YOUR INSTRUCTIONS:
Where does the word "País" occur in the entries below? Copy every line that has it.

LISTED ENTRIES:
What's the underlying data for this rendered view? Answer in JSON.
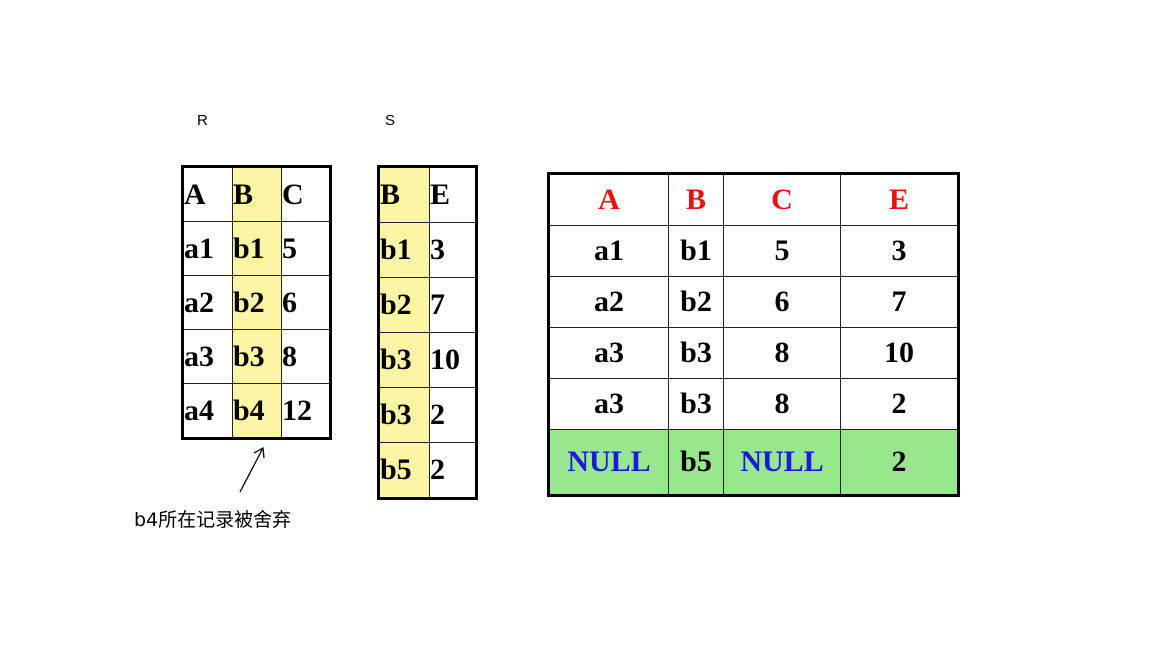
{
  "labels": {
    "r": "R",
    "s": "S"
  },
  "table_r": {
    "headers": [
      "A",
      "B",
      "C"
    ],
    "rows": [
      [
        "a1",
        "b1",
        "5"
      ],
      [
        "a2",
        "b2",
        "6"
      ],
      [
        "a3",
        "b3",
        "8"
      ],
      [
        "a4",
        "b4",
        "12"
      ]
    ]
  },
  "table_s": {
    "headers": [
      "B",
      "E"
    ],
    "rows": [
      [
        "b1",
        "3"
      ],
      [
        "b2",
        "7"
      ],
      [
        "b3",
        "10"
      ],
      [
        "b3",
        "2"
      ],
      [
        "b5",
        "2"
      ]
    ]
  },
  "table_result": {
    "headers": [
      "A",
      "B",
      "C",
      "E"
    ],
    "rows": [
      [
        "a1",
        "b1",
        "5",
        "3"
      ],
      [
        "a2",
        "b2",
        "6",
        "7"
      ],
      [
        "a3",
        "b3",
        "8",
        "10"
      ],
      [
        "a3",
        "b3",
        "8",
        "2"
      ],
      [
        "NULL",
        "b5",
        "NULL",
        "2"
      ]
    ]
  },
  "annotation": "b4所在记录被舍弃",
  "colors": {
    "header_pink": "#e8106a",
    "header_red": "#e81010",
    "highlight_yellow": "#fbf5a6",
    "null_row_green": "#98e68e",
    "blue_text": "#1a1ad8"
  }
}
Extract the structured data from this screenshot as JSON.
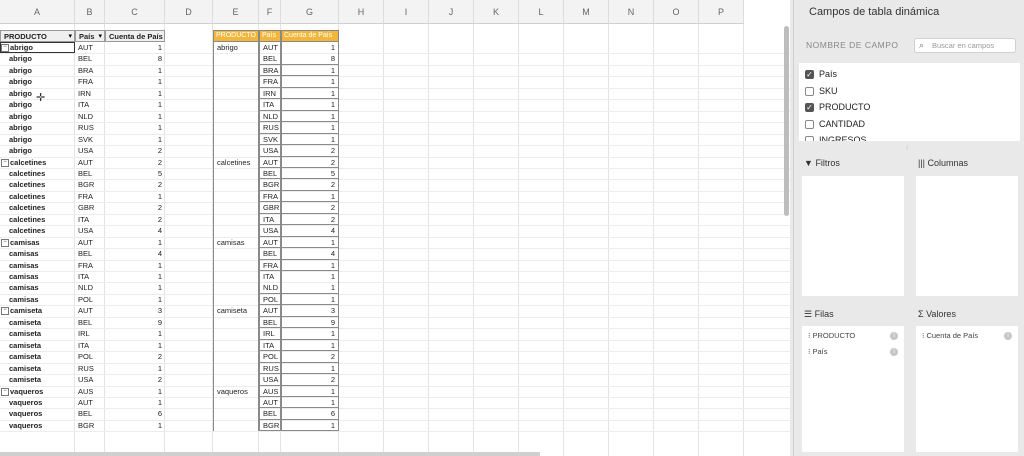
{
  "columns": [
    "A",
    "B",
    "C",
    "D",
    "E",
    "F",
    "G",
    "H",
    "I",
    "J",
    "K",
    "L",
    "M",
    "N",
    "O",
    "P"
  ],
  "pivot_headers": {
    "product": "PRODUCTO",
    "country": "País",
    "count": "Cuenta de País"
  },
  "table_headers": {
    "product": "PRODUCTO",
    "country": "País",
    "count": "Cuenta de País"
  },
  "rows": [
    {
      "group": "abrigo",
      "country": "AUT",
      "count": "1",
      "first": true
    },
    {
      "group": "abrigo",
      "country": "BEL",
      "count": "8"
    },
    {
      "group": "abrigo",
      "country": "BRA",
      "count": "1"
    },
    {
      "group": "abrigo",
      "country": "FRA",
      "count": "1"
    },
    {
      "group": "abrigo",
      "country": "IRN",
      "count": "1"
    },
    {
      "group": "abrigo",
      "country": "ITA",
      "count": "1"
    },
    {
      "group": "abrigo",
      "country": "NLD",
      "count": "1"
    },
    {
      "group": "abrigo",
      "country": "RUS",
      "count": "1"
    },
    {
      "group": "abrigo",
      "country": "SVK",
      "count": "1"
    },
    {
      "group": "abrigo",
      "country": "USA",
      "count": "2"
    },
    {
      "group": "calcetines",
      "country": "AUT",
      "count": "2",
      "first": true
    },
    {
      "group": "calcetines",
      "country": "BEL",
      "count": "5"
    },
    {
      "group": "calcetines",
      "country": "BGR",
      "count": "2"
    },
    {
      "group": "calcetines",
      "country": "FRA",
      "count": "1"
    },
    {
      "group": "calcetines",
      "country": "GBR",
      "count": "2"
    },
    {
      "group": "calcetines",
      "country": "ITA",
      "count": "2"
    },
    {
      "group": "calcetines",
      "country": "USA",
      "count": "4"
    },
    {
      "group": "camisas",
      "country": "AUT",
      "count": "1",
      "first": true
    },
    {
      "group": "camisas",
      "country": "BEL",
      "count": "4"
    },
    {
      "group": "camisas",
      "country": "FRA",
      "count": "1"
    },
    {
      "group": "camisas",
      "country": "ITA",
      "count": "1"
    },
    {
      "group": "camisas",
      "country": "NLD",
      "count": "1"
    },
    {
      "group": "camisas",
      "country": "POL",
      "count": "1"
    },
    {
      "group": "camiseta",
      "country": "AUT",
      "count": "3",
      "first": true
    },
    {
      "group": "camiseta",
      "country": "BEL",
      "count": "9"
    },
    {
      "group": "camiseta",
      "country": "IRL",
      "count": "1"
    },
    {
      "group": "camiseta",
      "country": "ITA",
      "count": "1"
    },
    {
      "group": "camiseta",
      "country": "POL",
      "count": "2"
    },
    {
      "group": "camiseta",
      "country": "RUS",
      "count": "1"
    },
    {
      "group": "camiseta",
      "country": "USA",
      "count": "2"
    },
    {
      "group": "vaqueros",
      "country": "AUS",
      "count": "1",
      "first": true
    },
    {
      "group": "vaqueros",
      "country": "AUT",
      "count": "1"
    },
    {
      "group": "vaqueros",
      "country": "BEL",
      "count": "6"
    },
    {
      "group": "vaqueros",
      "country": "BGR",
      "count": "1"
    }
  ],
  "panel": {
    "title": "Campos de tabla dinámica",
    "field_name_label": "NOMBRE DE CAMPO",
    "search_placeholder": "Buscar en campos",
    "fields": [
      {
        "label": "País",
        "checked": true
      },
      {
        "label": "SKU",
        "checked": false
      },
      {
        "label": "PRODUCTO",
        "checked": true
      },
      {
        "label": "CANTIDAD",
        "checked": false
      },
      {
        "label": "INGRESOS",
        "checked": false
      }
    ],
    "filters_label": "Filtros",
    "columns_label": "Columnas",
    "rows_label": "Filas",
    "values_label": "Valores",
    "rows_items": [
      "PRODUCTO",
      "País"
    ],
    "values_items": [
      "Cuenta de País"
    ]
  }
}
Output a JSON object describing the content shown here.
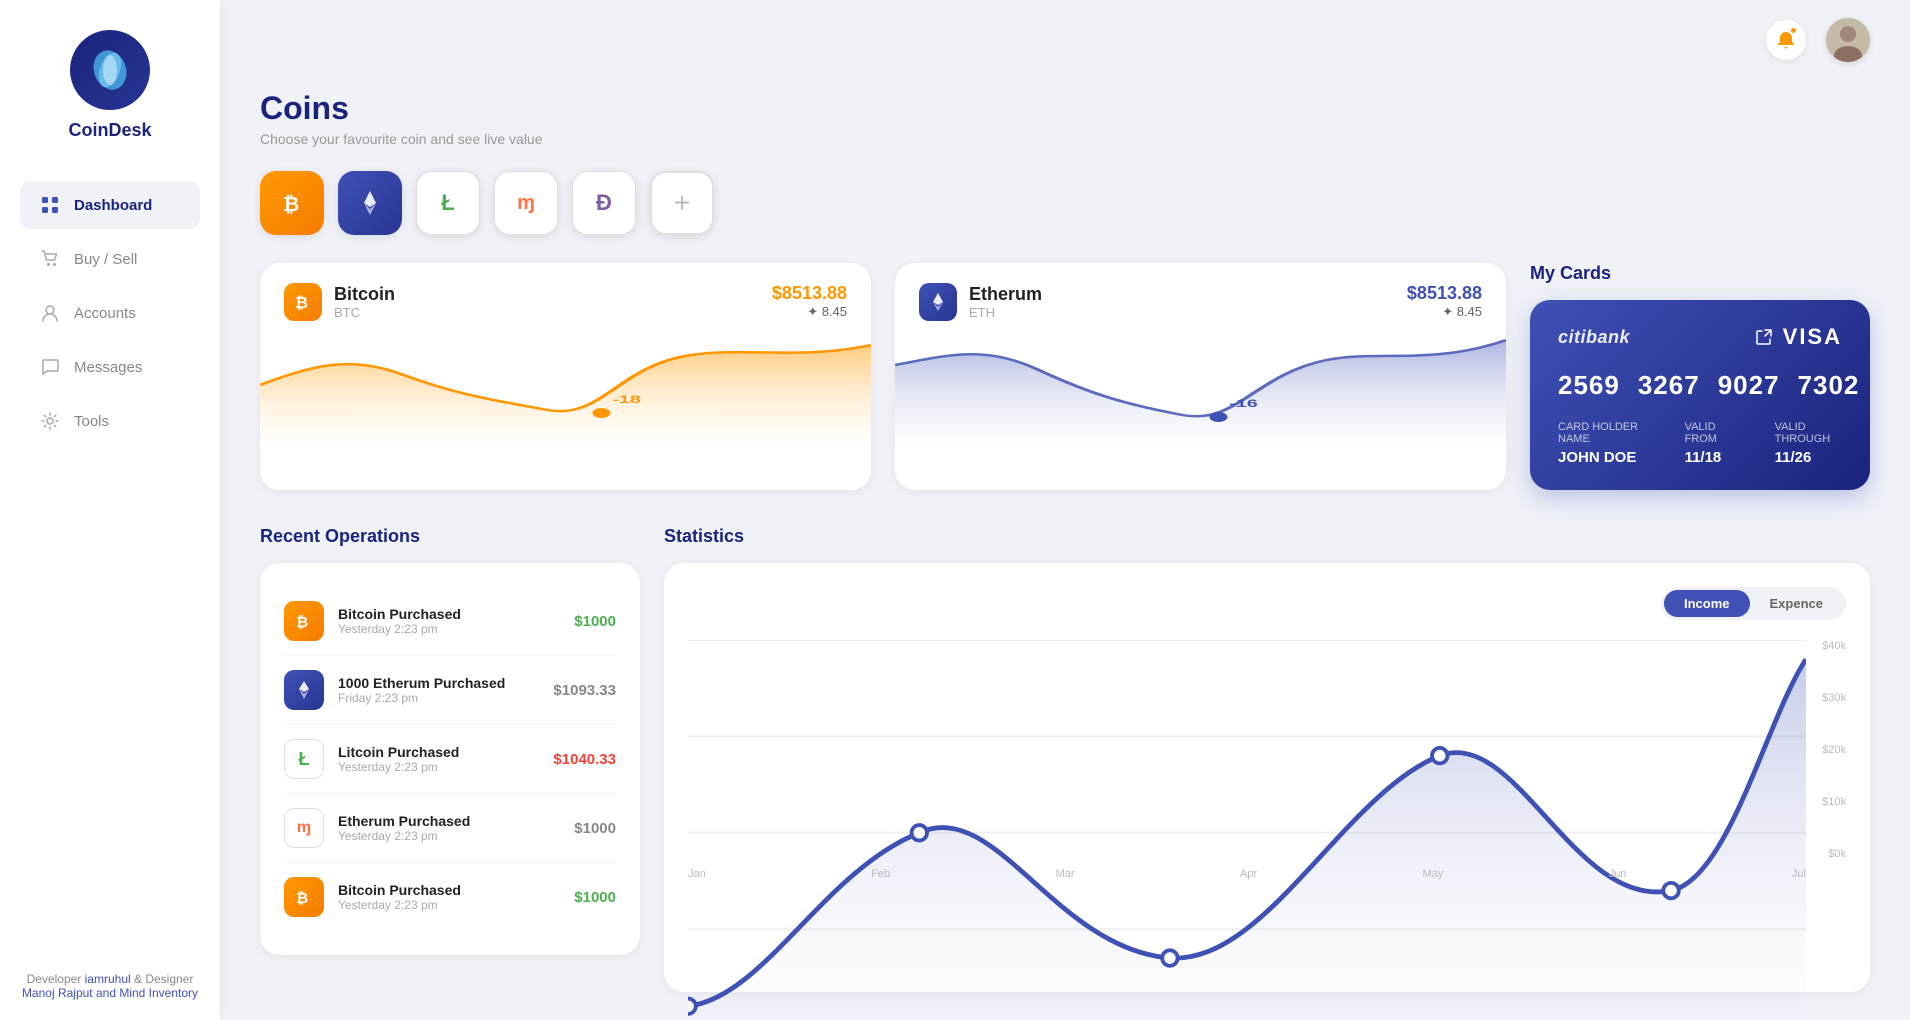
{
  "brand": {
    "name": "CoinDesk"
  },
  "nav": {
    "items": [
      {
        "id": "dashboard",
        "label": "Dashboard",
        "icon": "grid",
        "active": true
      },
      {
        "id": "buy-sell",
        "label": "Buy / Sell",
        "icon": "cart",
        "active": false
      },
      {
        "id": "accounts",
        "label": "Accounts",
        "icon": "person",
        "active": false
      },
      {
        "id": "messages",
        "label": "Messages",
        "icon": "message",
        "active": false
      },
      {
        "id": "tools",
        "label": "Tools",
        "icon": "gear",
        "active": false
      }
    ]
  },
  "sidebar_footer": {
    "text1": "Developer ",
    "developer": "iamruhul",
    "text2": " & Designer",
    "designer": "Manoj Rajput and Mind Inventory"
  },
  "page": {
    "title": "Coins",
    "subtitle": "Choose your favourite coin and see live value"
  },
  "coin_tabs": [
    {
      "id": "btc",
      "symbol": "₿",
      "class": "btc"
    },
    {
      "id": "eth",
      "symbol": "◆",
      "class": "eth"
    },
    {
      "id": "ltc",
      "symbol": "Ł",
      "class": "ltc"
    },
    {
      "id": "xmr",
      "symbol": "ɱ",
      "class": "xmr"
    },
    {
      "id": "dash",
      "symbol": "Đ",
      "class": "dash"
    },
    {
      "id": "add",
      "symbol": "+",
      "class": "add"
    }
  ],
  "coins": [
    {
      "id": "bitcoin",
      "name": "Bitcoin",
      "symbol": "BTC",
      "price": "$8513.88",
      "value": "✦ 8.45",
      "change": "-18",
      "type": "btc"
    },
    {
      "id": "ethereum",
      "name": "Etherum",
      "symbol": "ETH",
      "price": "$8513.88",
      "value": "✦ 8.45",
      "change": "-16",
      "type": "eth"
    }
  ],
  "my_cards": {
    "title": "My Cards",
    "bank": "citibank",
    "card_type": "VISA",
    "number": [
      "2569",
      "3267",
      "9027",
      "7302"
    ],
    "holder_label": "CARD HOLDER NAME",
    "holder": "JOHN DOE",
    "valid_from_label": "VALID FROM",
    "valid_from": "11/18",
    "valid_through_label": "VALID THROUGH",
    "valid_through": "11/26"
  },
  "recent_ops": {
    "title": "Recent Operations",
    "items": [
      {
        "name": "Bitcoin Purchased",
        "time": "Yesterday 2:23 pm",
        "amount": "$1000",
        "color": "green",
        "icon": "btc"
      },
      {
        "name": "1000 Etherum Purchased",
        "time": "Friday 2:23 pm",
        "amount": "$1093.33",
        "color": "gray",
        "icon": "eth"
      },
      {
        "name": "Litcoin Purchased",
        "time": "Yesterday 2:23 pm",
        "amount": "$1040.33",
        "color": "red",
        "icon": "ltc"
      },
      {
        "name": "Etherum Purchased",
        "time": "Yesterday 2:23 pm",
        "amount": "$1000",
        "color": "gray",
        "icon": "xmr"
      },
      {
        "name": "Bitcoin Purchased",
        "time": "Yesterday 2:23 pm",
        "amount": "$1000",
        "color": "green",
        "icon": "btc"
      }
    ]
  },
  "statistics": {
    "title": "Statistics",
    "toggle": {
      "income": "Income",
      "expense": "Expence"
    },
    "y_axis": [
      "$40k",
      "$30k",
      "$20k",
      "$10k",
      "$0k"
    ],
    "x_axis": [
      "Jan",
      "Feb",
      "Mar",
      "Apr",
      "May",
      "Jun",
      "Jul"
    ]
  }
}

RESPONSE TO THIS EXERCISE:
    "country": "País",
    "count": "Cuenta de País"
    "country": "País",
    "count": "Cuenta de País"
        "label": "País",
      "País"
      "Cuenta de País"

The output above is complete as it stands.